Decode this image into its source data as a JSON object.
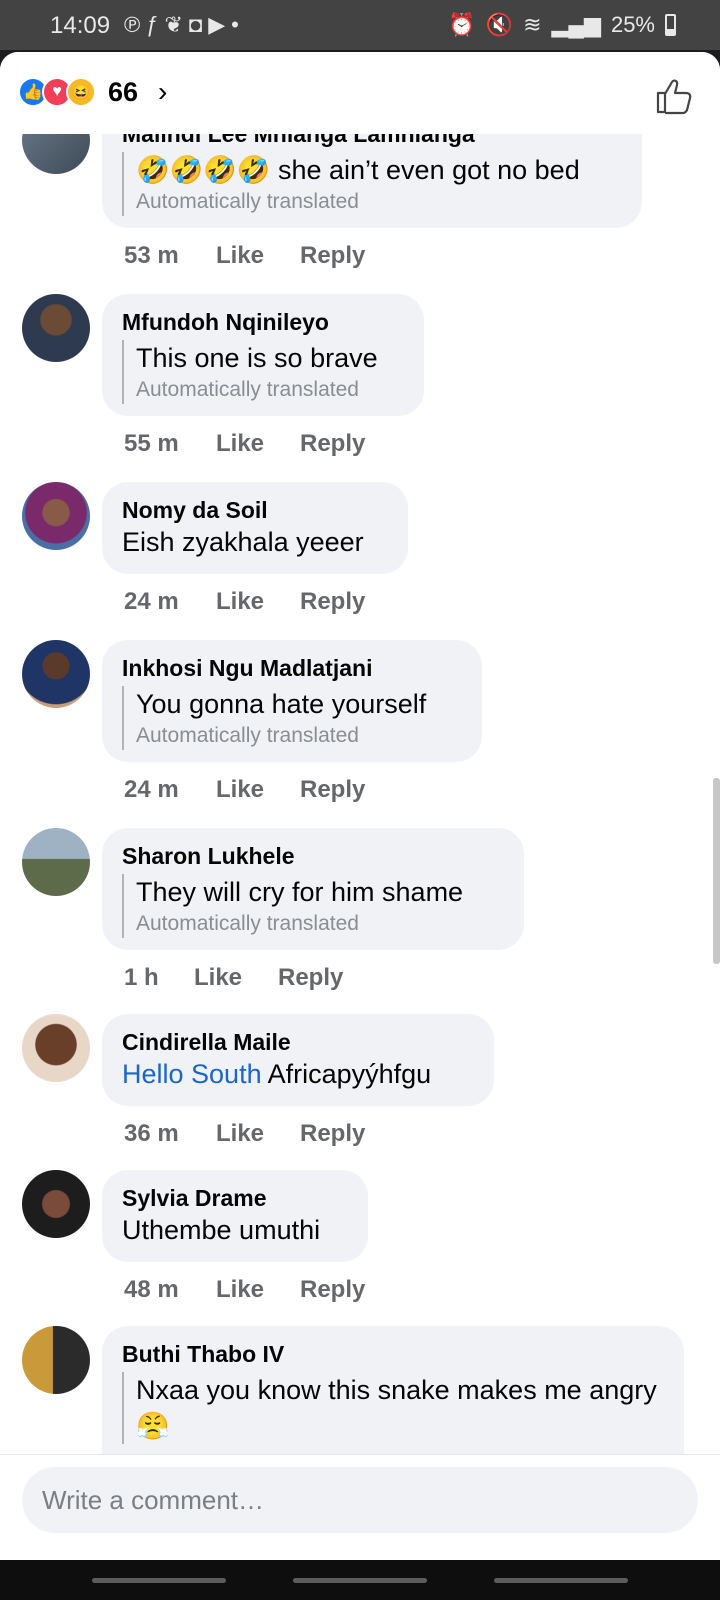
{
  "status_bar": {
    "time": "14:09",
    "left_icons": [
      "pinterest-icon",
      "fitness-icon",
      "twitter-icon",
      "media-icon",
      "youtube-icon",
      "dot-icon"
    ],
    "battery": "25%"
  },
  "header": {
    "reaction_icons": [
      "like",
      "love",
      "haha"
    ],
    "reaction_count": "66",
    "chevron": "›"
  },
  "comments": [
    {
      "author": "Malindi Lee Mhlanga Lamhlanga",
      "text": "🤣🤣🤣🤣 she ain’t even got no bed",
      "translated_label": "Automatically translated",
      "time": "53 m",
      "like": "Like",
      "reply": "Reply"
    },
    {
      "author": "Mfundoh Nqinileyo",
      "text": "This one is so brave",
      "translated_label": "Automatically translated",
      "time": "55 m",
      "like": "Like",
      "reply": "Reply"
    },
    {
      "author": "Nomy da Soil",
      "text": "Eish zyakhala yeeer",
      "time": "24 m",
      "like": "Like",
      "reply": "Reply"
    },
    {
      "author": "Inkhosi Ngu Madlatjani",
      "text": "You gonna hate yourself",
      "translated_label": "Automatically translated",
      "time": "24 m",
      "like": "Like",
      "reply": "Reply"
    },
    {
      "author": "Sharon Lukhele",
      "text": "They will cry for him shame",
      "translated_label": "Automatically translated",
      "time": "1 h",
      "like": "Like",
      "reply": "Reply"
    },
    {
      "author": "Cindirella Maile",
      "link_text": "Hello South",
      "text": " Africapyýhfgu",
      "time": "36 m",
      "like": "Like",
      "reply": "Reply"
    },
    {
      "author": "Sylvia Drame",
      "text": "Uthembe umuthi",
      "time": "48 m",
      "like": "Like",
      "reply": "Reply"
    },
    {
      "author": "Buthi Thabo IV",
      "text": "Nxaa you know this snake makes me angry😤"
    }
  ],
  "composer": {
    "placeholder": "Write a comment…"
  }
}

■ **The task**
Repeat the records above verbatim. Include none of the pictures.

■ **Solution**
Decode this image into its source data as a JSON object.
{
  "status_bar": {
    "time": "14:09",
    "left_icons": [
      "pinterest-icon",
      "fitness-icon",
      "twitter-icon",
      "media-icon",
      "youtube-icon",
      "dot-icon"
    ],
    "battery": "25%"
  },
  "header": {
    "reaction_icons": [
      "like",
      "love",
      "haha"
    ],
    "reaction_count": "66",
    "chevron": "›"
  },
  "comments": [
    {
      "author": "Malindi Lee Mhlanga Lamhlanga",
      "text": "🤣🤣🤣🤣 she ain’t even got no bed",
      "translated_label": "Automatically translated",
      "time": "53 m",
      "like": "Like",
      "reply": "Reply"
    },
    {
      "author": "Mfundoh Nqinileyo",
      "text": "This one is so brave",
      "translated_label": "Automatically translated",
      "time": "55 m",
      "like": "Like",
      "reply": "Reply"
    },
    {
      "author": "Nomy da Soil",
      "text": "Eish zyakhala yeeer",
      "time": "24 m",
      "like": "Like",
      "reply": "Reply"
    },
    {
      "author": "Inkhosi Ngu Madlatjani",
      "text": "You gonna hate yourself",
      "translated_label": "Automatically translated",
      "time": "24 m",
      "like": "Like",
      "reply": "Reply"
    },
    {
      "author": "Sharon Lukhele",
      "text": "They will cry for him shame",
      "translated_label": "Automatically translated",
      "time": "1 h",
      "like": "Like",
      "reply": "Reply"
    },
    {
      "author": "Cindirella Maile",
      "link_text": "Hello South",
      "text": " Africapyýhfgu",
      "time": "36 m",
      "like": "Like",
      "reply": "Reply"
    },
    {
      "author": "Sylvia Drame",
      "text": "Uthembe umuthi",
      "time": "48 m",
      "like": "Like",
      "reply": "Reply"
    },
    {
      "author": "Buthi Thabo IV",
      "text": "Nxaa you know this snake makes me angry😤"
    }
  ],
  "composer": {
    "placeholder": "Write a comment…"
  }
}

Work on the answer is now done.